If the Supreme Court, in its wisdom, has ordered the playing of the National Anthem in a cinema hall, the skies have not fallen.
There are many orders we take in life that we do not necessarily agree with. In fact, just in a given day in office, we surrender space, compromise honesty, lie barefacedly and let down colleagues and the so-called value system we believe we have. All this done to get through the day and save our mangy little skins. Sycophantic yes men and women nodding like celluloid dolls because freedom and rights are very fine but the boss is in a bad mood so better buckle the knee and bow the head, don’t want to be on his bad side.
Then we scream blue murder about our rights being infringed upon because we cannot give two minutes to a rhythmic sense of belonging.
People get holier than thou and pound their chests as if they were being consigned to hell and their integrity impugned. It becomes a national issue.
I might personally hold the opinion that it isn’t really necessary at cinema halls and does trivialise the anthem. Fine. You might think that it is pointless and even hypocritical. Others may feel even more strongly.
But once it is a fiat and is established as just that then I am not going to enter that cinema hall and insult my anthem.
I will stand.
I see no reason not to because if you object to this ‘imposition’ then find out the address of the Chief Justice’s office and go stand and protest there.
Make your feelings known outside the Supreme Court. Take your chances.
But do not target the anthem. Jana Gana Mana has nothing to do with the controversy and is mutually exclusive from your liking or rejecting the command.
Not to stand or to take it out on the anthem during the rendition is not a badge of valour or significant of some grand gesture of independence. You are not striking a blow for anyone, so get over your over inflated sense of self.

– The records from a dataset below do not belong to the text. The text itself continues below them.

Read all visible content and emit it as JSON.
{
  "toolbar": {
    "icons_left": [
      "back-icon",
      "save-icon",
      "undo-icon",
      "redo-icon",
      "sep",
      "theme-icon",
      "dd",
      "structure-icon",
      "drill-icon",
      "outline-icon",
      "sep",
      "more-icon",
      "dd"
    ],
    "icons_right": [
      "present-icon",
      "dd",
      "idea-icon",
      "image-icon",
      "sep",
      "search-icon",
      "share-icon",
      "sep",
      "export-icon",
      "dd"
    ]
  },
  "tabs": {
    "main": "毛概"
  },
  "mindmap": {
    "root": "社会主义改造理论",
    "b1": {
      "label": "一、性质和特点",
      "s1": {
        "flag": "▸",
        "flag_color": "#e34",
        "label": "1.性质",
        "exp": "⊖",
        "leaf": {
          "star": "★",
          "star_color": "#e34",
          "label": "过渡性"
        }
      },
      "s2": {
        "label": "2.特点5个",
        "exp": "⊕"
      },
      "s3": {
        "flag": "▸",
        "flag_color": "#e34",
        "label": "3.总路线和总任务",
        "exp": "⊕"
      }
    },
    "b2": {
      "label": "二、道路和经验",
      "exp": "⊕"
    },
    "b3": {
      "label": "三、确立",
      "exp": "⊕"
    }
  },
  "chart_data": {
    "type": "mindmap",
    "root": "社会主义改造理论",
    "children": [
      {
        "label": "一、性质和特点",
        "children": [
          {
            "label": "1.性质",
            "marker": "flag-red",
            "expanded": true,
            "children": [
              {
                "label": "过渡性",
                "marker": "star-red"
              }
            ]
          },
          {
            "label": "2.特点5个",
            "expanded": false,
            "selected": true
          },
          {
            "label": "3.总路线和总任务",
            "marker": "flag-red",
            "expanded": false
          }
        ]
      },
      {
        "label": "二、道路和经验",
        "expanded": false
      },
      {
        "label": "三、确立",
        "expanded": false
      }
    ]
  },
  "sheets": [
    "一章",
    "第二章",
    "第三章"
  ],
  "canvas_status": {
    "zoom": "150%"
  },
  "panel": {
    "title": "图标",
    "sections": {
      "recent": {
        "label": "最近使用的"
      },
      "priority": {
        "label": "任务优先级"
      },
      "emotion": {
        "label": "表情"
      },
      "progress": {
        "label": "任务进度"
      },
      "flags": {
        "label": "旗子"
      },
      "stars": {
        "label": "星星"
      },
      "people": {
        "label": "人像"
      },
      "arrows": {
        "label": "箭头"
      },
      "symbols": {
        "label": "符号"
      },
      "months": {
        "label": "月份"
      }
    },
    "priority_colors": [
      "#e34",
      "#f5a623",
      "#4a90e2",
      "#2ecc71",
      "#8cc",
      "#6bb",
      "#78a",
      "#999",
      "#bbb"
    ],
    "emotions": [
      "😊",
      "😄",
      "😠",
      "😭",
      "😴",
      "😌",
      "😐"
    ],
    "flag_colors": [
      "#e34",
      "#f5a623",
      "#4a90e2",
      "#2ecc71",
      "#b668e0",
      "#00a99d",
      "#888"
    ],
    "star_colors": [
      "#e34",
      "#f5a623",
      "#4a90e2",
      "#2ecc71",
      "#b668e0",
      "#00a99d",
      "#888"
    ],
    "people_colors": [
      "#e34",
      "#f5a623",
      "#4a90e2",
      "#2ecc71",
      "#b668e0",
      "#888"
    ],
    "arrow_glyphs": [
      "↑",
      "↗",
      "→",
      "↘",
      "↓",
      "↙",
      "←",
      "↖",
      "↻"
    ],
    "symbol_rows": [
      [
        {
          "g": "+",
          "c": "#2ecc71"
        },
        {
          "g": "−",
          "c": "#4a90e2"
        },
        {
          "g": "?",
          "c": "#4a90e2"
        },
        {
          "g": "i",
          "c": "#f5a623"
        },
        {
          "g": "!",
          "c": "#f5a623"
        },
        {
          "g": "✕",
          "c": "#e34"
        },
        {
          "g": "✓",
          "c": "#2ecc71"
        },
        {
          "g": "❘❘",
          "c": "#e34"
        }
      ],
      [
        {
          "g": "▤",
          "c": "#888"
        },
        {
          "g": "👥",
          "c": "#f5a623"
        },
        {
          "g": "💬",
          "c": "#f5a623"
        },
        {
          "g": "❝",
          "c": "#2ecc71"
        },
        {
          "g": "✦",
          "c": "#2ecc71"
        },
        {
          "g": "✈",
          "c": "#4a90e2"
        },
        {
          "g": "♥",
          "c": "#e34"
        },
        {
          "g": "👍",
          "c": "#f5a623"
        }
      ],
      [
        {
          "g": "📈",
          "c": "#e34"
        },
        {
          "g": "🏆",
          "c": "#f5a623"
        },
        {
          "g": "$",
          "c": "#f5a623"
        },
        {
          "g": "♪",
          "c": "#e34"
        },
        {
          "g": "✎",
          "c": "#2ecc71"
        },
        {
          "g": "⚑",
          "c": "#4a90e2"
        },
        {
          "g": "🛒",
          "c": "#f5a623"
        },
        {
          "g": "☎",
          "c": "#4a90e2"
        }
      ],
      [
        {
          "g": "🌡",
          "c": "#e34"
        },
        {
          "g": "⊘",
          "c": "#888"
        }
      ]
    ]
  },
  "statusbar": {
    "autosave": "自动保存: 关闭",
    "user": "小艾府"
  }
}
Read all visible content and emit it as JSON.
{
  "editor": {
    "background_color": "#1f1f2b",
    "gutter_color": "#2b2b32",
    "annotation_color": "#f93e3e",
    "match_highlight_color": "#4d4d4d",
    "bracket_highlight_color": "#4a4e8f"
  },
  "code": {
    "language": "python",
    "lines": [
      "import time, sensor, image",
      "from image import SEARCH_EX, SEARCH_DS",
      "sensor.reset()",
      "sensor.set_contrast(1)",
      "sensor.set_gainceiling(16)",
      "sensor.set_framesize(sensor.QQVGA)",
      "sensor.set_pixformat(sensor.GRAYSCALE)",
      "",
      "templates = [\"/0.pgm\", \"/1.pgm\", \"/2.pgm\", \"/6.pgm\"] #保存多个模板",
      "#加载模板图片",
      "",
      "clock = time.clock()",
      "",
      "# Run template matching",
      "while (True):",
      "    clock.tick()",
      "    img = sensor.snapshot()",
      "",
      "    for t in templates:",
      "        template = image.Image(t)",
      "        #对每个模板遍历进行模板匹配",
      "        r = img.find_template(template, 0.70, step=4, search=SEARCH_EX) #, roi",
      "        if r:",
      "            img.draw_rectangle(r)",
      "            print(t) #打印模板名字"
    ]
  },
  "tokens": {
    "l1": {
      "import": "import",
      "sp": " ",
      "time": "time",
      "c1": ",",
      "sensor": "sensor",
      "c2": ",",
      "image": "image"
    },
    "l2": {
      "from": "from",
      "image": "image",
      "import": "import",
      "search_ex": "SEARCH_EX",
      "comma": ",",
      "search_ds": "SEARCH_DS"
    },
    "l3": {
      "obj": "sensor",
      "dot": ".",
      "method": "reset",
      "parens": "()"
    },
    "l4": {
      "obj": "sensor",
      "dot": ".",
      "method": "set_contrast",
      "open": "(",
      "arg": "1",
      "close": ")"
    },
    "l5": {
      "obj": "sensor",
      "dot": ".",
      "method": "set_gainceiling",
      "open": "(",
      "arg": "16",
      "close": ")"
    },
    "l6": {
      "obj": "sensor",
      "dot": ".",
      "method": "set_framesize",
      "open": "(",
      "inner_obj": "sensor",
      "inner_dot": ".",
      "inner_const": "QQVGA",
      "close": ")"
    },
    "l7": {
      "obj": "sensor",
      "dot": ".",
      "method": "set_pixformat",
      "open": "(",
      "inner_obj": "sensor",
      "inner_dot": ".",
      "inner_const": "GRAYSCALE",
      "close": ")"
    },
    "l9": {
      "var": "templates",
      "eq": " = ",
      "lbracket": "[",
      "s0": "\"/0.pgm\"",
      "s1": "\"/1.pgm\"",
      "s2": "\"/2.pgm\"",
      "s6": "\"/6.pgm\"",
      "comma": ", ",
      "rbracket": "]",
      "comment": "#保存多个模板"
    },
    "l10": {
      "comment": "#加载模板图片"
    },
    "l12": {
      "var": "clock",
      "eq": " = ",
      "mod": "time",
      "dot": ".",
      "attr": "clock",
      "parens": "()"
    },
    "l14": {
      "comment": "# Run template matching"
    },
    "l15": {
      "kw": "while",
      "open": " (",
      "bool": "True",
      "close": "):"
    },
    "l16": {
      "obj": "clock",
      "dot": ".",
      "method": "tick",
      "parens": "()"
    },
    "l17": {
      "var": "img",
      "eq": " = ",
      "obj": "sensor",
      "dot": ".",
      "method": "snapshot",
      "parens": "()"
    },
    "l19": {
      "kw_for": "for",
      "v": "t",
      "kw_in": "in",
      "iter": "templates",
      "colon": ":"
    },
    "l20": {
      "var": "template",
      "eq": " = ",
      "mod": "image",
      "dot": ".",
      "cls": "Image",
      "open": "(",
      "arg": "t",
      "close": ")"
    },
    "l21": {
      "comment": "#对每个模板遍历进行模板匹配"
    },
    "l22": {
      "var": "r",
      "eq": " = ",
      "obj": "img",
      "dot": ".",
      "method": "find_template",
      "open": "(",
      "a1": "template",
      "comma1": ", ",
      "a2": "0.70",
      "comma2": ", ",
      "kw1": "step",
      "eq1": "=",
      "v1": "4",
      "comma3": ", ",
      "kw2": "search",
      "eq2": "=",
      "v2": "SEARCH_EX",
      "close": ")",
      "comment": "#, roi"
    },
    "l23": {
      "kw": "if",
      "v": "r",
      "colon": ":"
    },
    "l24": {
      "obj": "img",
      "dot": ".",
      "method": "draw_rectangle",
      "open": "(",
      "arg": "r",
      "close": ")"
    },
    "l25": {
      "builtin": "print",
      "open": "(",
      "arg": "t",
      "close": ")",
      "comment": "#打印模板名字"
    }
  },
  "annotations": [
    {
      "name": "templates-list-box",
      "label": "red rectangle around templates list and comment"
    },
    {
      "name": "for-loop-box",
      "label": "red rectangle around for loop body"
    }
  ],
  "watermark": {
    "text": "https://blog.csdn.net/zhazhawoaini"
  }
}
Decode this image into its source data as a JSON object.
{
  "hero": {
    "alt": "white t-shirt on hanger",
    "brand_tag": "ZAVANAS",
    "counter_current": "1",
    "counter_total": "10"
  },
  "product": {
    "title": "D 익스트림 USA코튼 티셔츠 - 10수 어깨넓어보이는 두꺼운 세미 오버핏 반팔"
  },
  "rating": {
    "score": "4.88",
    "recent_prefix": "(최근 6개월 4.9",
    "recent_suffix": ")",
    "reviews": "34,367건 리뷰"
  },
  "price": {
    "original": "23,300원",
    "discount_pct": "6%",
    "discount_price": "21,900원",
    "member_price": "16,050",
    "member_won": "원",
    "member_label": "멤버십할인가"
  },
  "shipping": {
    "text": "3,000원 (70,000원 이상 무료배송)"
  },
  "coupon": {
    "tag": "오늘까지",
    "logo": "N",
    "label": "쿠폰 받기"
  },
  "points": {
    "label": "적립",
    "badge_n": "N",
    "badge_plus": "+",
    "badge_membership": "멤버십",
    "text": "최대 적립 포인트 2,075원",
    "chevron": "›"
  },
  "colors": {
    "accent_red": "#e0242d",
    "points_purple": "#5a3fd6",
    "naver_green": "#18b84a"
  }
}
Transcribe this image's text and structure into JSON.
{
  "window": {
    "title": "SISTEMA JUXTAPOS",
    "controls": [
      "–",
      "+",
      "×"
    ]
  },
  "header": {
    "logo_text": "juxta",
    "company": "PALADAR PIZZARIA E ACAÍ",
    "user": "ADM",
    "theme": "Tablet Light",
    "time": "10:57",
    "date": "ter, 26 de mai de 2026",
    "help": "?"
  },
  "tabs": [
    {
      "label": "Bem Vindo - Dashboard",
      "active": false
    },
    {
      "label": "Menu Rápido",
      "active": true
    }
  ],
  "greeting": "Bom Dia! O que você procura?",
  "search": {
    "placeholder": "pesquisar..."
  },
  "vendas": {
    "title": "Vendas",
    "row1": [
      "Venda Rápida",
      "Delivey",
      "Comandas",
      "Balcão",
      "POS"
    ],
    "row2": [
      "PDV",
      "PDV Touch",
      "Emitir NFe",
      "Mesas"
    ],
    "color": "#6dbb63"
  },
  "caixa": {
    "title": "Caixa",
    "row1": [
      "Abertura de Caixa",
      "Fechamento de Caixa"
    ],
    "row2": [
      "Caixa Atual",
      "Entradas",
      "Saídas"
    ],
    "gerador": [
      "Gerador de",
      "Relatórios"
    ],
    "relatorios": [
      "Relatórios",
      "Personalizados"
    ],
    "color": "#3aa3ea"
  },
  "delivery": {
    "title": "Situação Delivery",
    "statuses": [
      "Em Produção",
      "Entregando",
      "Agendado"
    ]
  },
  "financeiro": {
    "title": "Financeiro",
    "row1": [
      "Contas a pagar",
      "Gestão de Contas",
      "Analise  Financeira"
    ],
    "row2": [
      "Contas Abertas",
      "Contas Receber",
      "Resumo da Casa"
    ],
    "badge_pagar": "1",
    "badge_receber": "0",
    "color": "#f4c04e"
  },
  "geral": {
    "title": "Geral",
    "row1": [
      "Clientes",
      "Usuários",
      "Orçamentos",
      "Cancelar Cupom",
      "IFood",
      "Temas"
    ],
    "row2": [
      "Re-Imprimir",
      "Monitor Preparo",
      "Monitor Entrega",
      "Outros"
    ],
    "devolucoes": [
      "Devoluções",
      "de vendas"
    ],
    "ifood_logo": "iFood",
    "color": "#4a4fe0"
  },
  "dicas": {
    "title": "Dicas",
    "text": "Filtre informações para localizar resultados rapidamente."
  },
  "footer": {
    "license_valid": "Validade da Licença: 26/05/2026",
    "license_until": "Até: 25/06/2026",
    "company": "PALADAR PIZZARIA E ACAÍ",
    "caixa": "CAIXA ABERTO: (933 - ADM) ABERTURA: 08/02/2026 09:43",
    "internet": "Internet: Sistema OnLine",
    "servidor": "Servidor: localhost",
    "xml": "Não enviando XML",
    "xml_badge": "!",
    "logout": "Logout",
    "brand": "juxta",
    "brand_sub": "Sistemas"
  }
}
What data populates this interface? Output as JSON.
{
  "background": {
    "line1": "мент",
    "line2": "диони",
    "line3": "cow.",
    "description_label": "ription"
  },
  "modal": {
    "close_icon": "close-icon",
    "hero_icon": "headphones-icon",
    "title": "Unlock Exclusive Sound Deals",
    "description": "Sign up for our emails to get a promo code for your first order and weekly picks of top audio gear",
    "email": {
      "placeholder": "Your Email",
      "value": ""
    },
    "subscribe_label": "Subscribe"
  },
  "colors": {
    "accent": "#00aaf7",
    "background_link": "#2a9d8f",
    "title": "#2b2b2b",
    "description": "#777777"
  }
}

You pay taxes you don’t like. You may have been against the demonetisation process but you are lining up. There is a bundle of laws that make no sense. Like filling up forms at the airport when it is all computerised, but we fill it. Under the Prevention of Seditious Meetings Act, 1911, not more than 20 people can get together. And the Indian Sarais Act, 1887 demands that if you fall ill in a hotel, the owner or management must clear the place of all vegetation to prevent allergy. The Land Acquisition Act, 1894 allows the government to take away your land without giving a reason at any time so go fight that, not be loutish when your National Anthem is on.
It is not as if we haven’t done it before. Indians were made to stand at attention for the Union Jack under police observation and carted off to jail if they moved till 1947 in cinema halls. Ask your grandfather.
We had it on in halls and theatres after the 1965 war for some years then it faded away.
If we can play it for a sport and cry ourselves a river of emotion well, this is just another performance on a screen.
So stand or buy yourself a DVD and sit at home.